To do: Set down each line of the material that follows, exactly, with no pictures.

Input records:
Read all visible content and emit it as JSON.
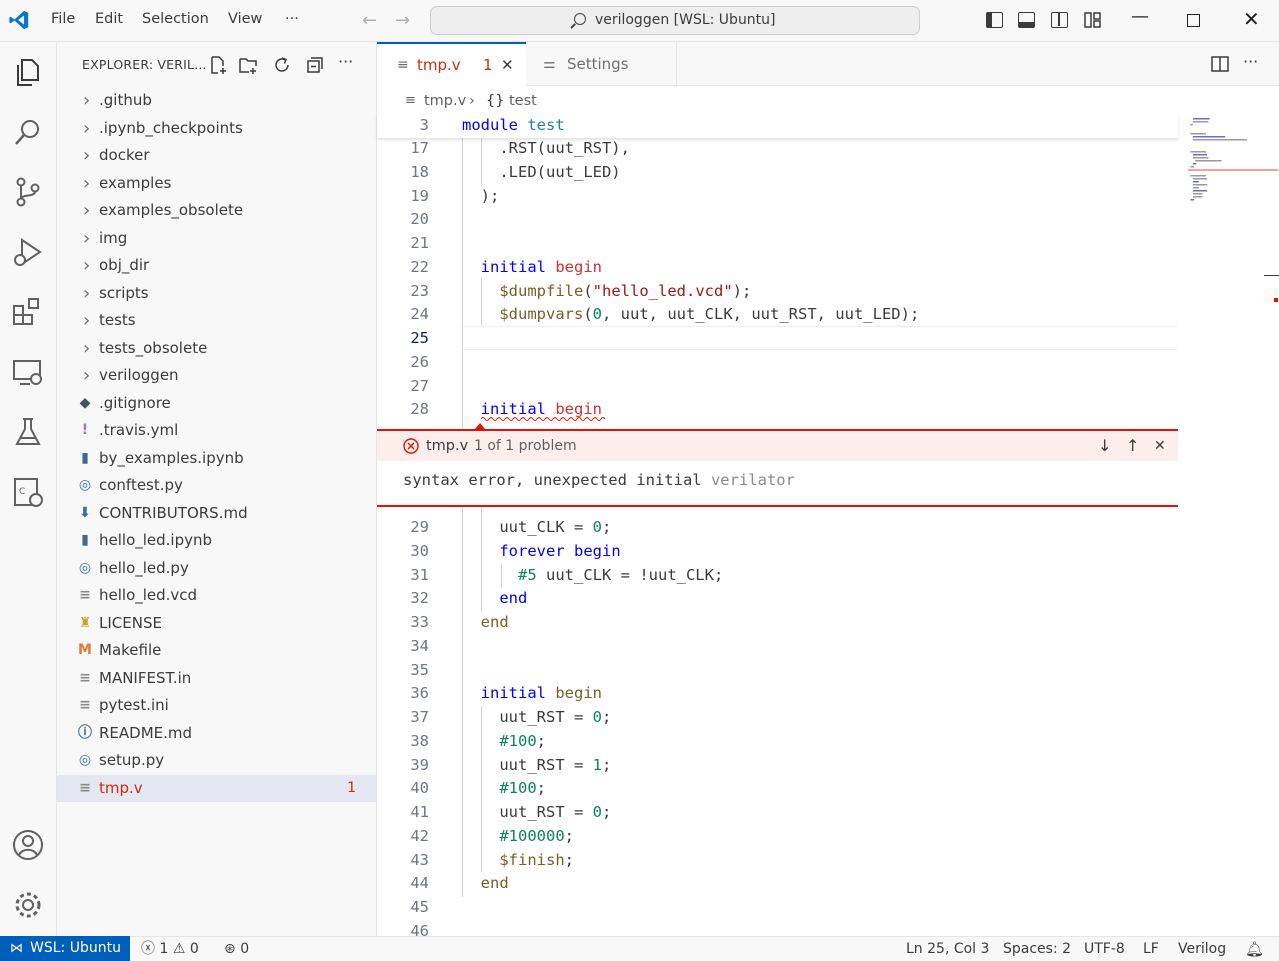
{
  "titlebar": {
    "menus": [
      "File",
      "Edit",
      "Selection",
      "View",
      "···"
    ],
    "search": "veriloggen [WSL: Ubuntu]"
  },
  "sidebar": {
    "title": "EXPLORER: VERIL...",
    "items": [
      {
        "label": ".github",
        "type": "folder"
      },
      {
        "label": ".ipynb_checkpoints",
        "type": "folder"
      },
      {
        "label": "docker",
        "type": "folder"
      },
      {
        "label": "examples",
        "type": "folder"
      },
      {
        "label": "examples_obsolete",
        "type": "folder"
      },
      {
        "label": "img",
        "type": "folder"
      },
      {
        "label": "obj_dir",
        "type": "folder"
      },
      {
        "label": "scripts",
        "type": "folder"
      },
      {
        "label": "tests",
        "type": "folder"
      },
      {
        "label": "tests_obsolete",
        "type": "folder"
      },
      {
        "label": "veriloggen",
        "type": "folder"
      },
      {
        "label": ".gitignore",
        "type": "git"
      },
      {
        "label": ".travis.yml",
        "type": "yml"
      },
      {
        "label": "by_examples.ipynb",
        "type": "notebook"
      },
      {
        "label": "conftest.py",
        "type": "python"
      },
      {
        "label": "CONTRIBUTORS.md",
        "type": "md-down"
      },
      {
        "label": "hello_led.ipynb",
        "type": "notebook"
      },
      {
        "label": "hello_led.py",
        "type": "python"
      },
      {
        "label": "hello_led.vcd",
        "type": "text"
      },
      {
        "label": "LICENSE",
        "type": "license"
      },
      {
        "label": "Makefile",
        "type": "makefile"
      },
      {
        "label": "MANIFEST.in",
        "type": "text"
      },
      {
        "label": "pytest.ini",
        "type": "text"
      },
      {
        "label": "README.md",
        "type": "info"
      },
      {
        "label": "setup.py",
        "type": "python"
      },
      {
        "label": "tmp.v",
        "type": "text",
        "selected": true,
        "problems": "1"
      }
    ]
  },
  "tabs": [
    {
      "label": "tmp.v",
      "badge": "1",
      "active": true
    },
    {
      "label": "Settings",
      "active": false
    }
  ],
  "breadcrumb": {
    "file": "tmp.v",
    "symbol": "test"
  },
  "editor": {
    "sticky": {
      "num": "3",
      "text": "module test"
    },
    "lines_top": [
      {
        "num": "17",
        "text": "    .RST(uut_RST),"
      },
      {
        "num": "18",
        "text": "    .LED(uut_LED)"
      },
      {
        "num": "19",
        "text": "  );"
      },
      {
        "num": "20",
        "text": ""
      },
      {
        "num": "21",
        "text": ""
      },
      {
        "num": "22",
        "text": "  initial begin"
      },
      {
        "num": "23",
        "text": "    $dumpfile(\"hello_led.vcd\");"
      },
      {
        "num": "24",
        "text": "    $dumpvars(0, uut, uut_CLK, uut_RST, uut_LED);"
      },
      {
        "num": "25",
        "text": ""
      },
      {
        "num": "26",
        "text": ""
      },
      {
        "num": "27",
        "text": ""
      },
      {
        "num": "28",
        "text": "  initial begin"
      }
    ],
    "lines_bottom": [
      {
        "num": "29",
        "text": "    uut_CLK = 0;"
      },
      {
        "num": "30",
        "text": "    forever begin"
      },
      {
        "num": "31",
        "text": "      #5 uut_CLK = !uut_CLK;"
      },
      {
        "num": "32",
        "text": "    end"
      },
      {
        "num": "33",
        "text": "  end"
      },
      {
        "num": "34",
        "text": ""
      },
      {
        "num": "35",
        "text": ""
      },
      {
        "num": "36",
        "text": "  initial begin"
      },
      {
        "num": "37",
        "text": "    uut_RST = 0;"
      },
      {
        "num": "38",
        "text": "    #100;"
      },
      {
        "num": "39",
        "text": "    uut_RST = 1;"
      },
      {
        "num": "40",
        "text": "    #100;"
      },
      {
        "num": "41",
        "text": "    uut_RST = 0;"
      },
      {
        "num": "42",
        "text": "    #100000;"
      },
      {
        "num": "43",
        "text": "    $finish;"
      },
      {
        "num": "44",
        "text": "  end"
      },
      {
        "num": "45",
        "text": ""
      },
      {
        "num": "46",
        "text": ""
      }
    ]
  },
  "peek": {
    "file": "tmp.v",
    "count": "1 of 1 problem",
    "message": "syntax error, unexpected initial",
    "source": "verilator"
  },
  "statusbar": {
    "remote": "WSL: Ubuntu",
    "errors": "1",
    "warnings": "0",
    "ports": "0",
    "position": "Ln 25, Col 3",
    "spaces": "Spaces: 2",
    "encoding": "UTF-8",
    "eol": "LF",
    "language": "Verilog"
  },
  "colors": {
    "accent": "#005fb8",
    "error": "#e51400",
    "keyword": "#0000ff"
  }
}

Result:
Read all visible content and emit it as JSON.
{
  "titlebar": {
    "menus": [
      "File",
      "Edit",
      "Selection",
      "View",
      "···"
    ],
    "search": "veriloggen [WSL: Ubuntu]"
  },
  "sidebar": {
    "title": "EXPLORER: VERIL...",
    "items": [
      {
        "label": ".github",
        "type": "folder"
      },
      {
        "label": ".ipynb_checkpoints",
        "type": "folder"
      },
      {
        "label": "docker",
        "type": "folder"
      },
      {
        "label": "examples",
        "type": "folder"
      },
      {
        "label": "examples_obsolete",
        "type": "folder"
      },
      {
        "label": "img",
        "type": "folder"
      },
      {
        "label": "obj_dir",
        "type": "folder"
      },
      {
        "label": "scripts",
        "type": "folder"
      },
      {
        "label": "tests",
        "type": "folder"
      },
      {
        "label": "tests_obsolete",
        "type": "folder"
      },
      {
        "label": "veriloggen",
        "type": "folder"
      },
      {
        "label": ".gitignore",
        "type": "git"
      },
      {
        "label": ".travis.yml",
        "type": "yml"
      },
      {
        "label": "by_examples.ipynb",
        "type": "notebook"
      },
      {
        "label": "conftest.py",
        "type": "python"
      },
      {
        "label": "CONTRIBUTORS.md",
        "type": "md-down"
      },
      {
        "label": "hello_led.ipynb",
        "type": "notebook"
      },
      {
        "label": "hello_led.py",
        "type": "python"
      },
      {
        "label": "hello_led.vcd",
        "type": "text"
      },
      {
        "label": "LICENSE",
        "type": "license"
      },
      {
        "label": "Makefile",
        "type": "makefile"
      },
      {
        "label": "MANIFEST.in",
        "type": "text"
      },
      {
        "label": "pytest.ini",
        "type": "text"
      },
      {
        "label": "README.md",
        "type": "info"
      },
      {
        "label": "setup.py",
        "type": "python"
      },
      {
        "label": "tmp.v",
        "type": "text",
        "selected": true,
        "problems": "1"
      }
    ]
  },
  "tabs": [
    {
      "label": "tmp.v",
      "badge": "1",
      "active": true
    },
    {
      "label": "Settings",
      "active": false
    }
  ],
  "breadcrumb": {
    "file": "tmp.v",
    "symbol": "test"
  },
  "editor": {
    "sticky": {
      "num": "3",
      "text": "module test"
    },
    "lines_top": [
      {
        "num": "17",
        "text": "    .RST(uut_RST),"
      },
      {
        "num": "18",
        "text": "    .LED(uut_LED)"
      },
      {
        "num": "19",
        "text": "  );"
      },
      {
        "num": "20",
        "text": ""
      },
      {
        "num": "21",
        "text": ""
      },
      {
        "num": "22",
        "text": "  initial begin"
      },
      {
        "num": "23",
        "text": "    $dumpfile(\"hello_led.vcd\");"
      },
      {
        "num": "24",
        "text": "    $dumpvars(0, uut, uut_CLK, uut_RST, uut_LED);"
      },
      {
        "num": "25",
        "text": ""
      },
      {
        "num": "26",
        "text": ""
      },
      {
        "num": "27",
        "text": ""
      },
      {
        "num": "28",
        "text": "  initial begin"
      }
    ],
    "lines_bottom": [
      {
        "num": "29",
        "text": "    uut_CLK = 0;"
      },
      {
        "num": "30",
        "text": "    forever begin"
      },
      {
        "num": "31",
        "text": "      #5 uut_CLK = !uut_CLK;"
      },
      {
        "num": "32",
        "text": "    end"
      },
      {
        "num": "33",
        "text": "  end"
      },
      {
        "num": "34",
        "text": ""
      },
      {
        "num": "35",
        "text": ""
      },
      {
        "num": "36",
        "text": "  initial begin"
      },
      {
        "num": "37",
        "text": "    uut_RST = 0;"
      },
      {
        "num": "38",
        "text": "    #100;"
      },
      {
        "num": "39",
        "text": "    uut_RST = 1;"
      },
      {
        "num": "40",
        "text": "    #100;"
      },
      {
        "num": "41",
        "text": "    uut_RST = 0;"
      },
      {
        "num": "42",
        "text": "    #100000;"
      },
      {
        "num": "43",
        "text": "    $finish;"
      },
      {
        "num": "44",
        "text": "  end"
      },
      {
        "num": "45",
        "text": ""
      },
      {
        "num": "46",
        "text": ""
      }
    ]
  },
  "peek": {
    "file": "tmp.v",
    "count": "1 of 1 problem",
    "message": "syntax error, unexpected initial",
    "source": "verilator"
  },
  "statusbar": {
    "remote": "WSL: Ubuntu",
    "errors": "1",
    "warnings": "0",
    "ports": "0",
    "position": "Ln 25, Col 3",
    "spaces": "Spaces: 2",
    "encoding": "UTF-8",
    "eol": "LF",
    "language": "Verilog"
  },
  "colors": {
    "accent": "#005fb8",
    "error": "#e51400",
    "keyword": "#0000ff"
  }
}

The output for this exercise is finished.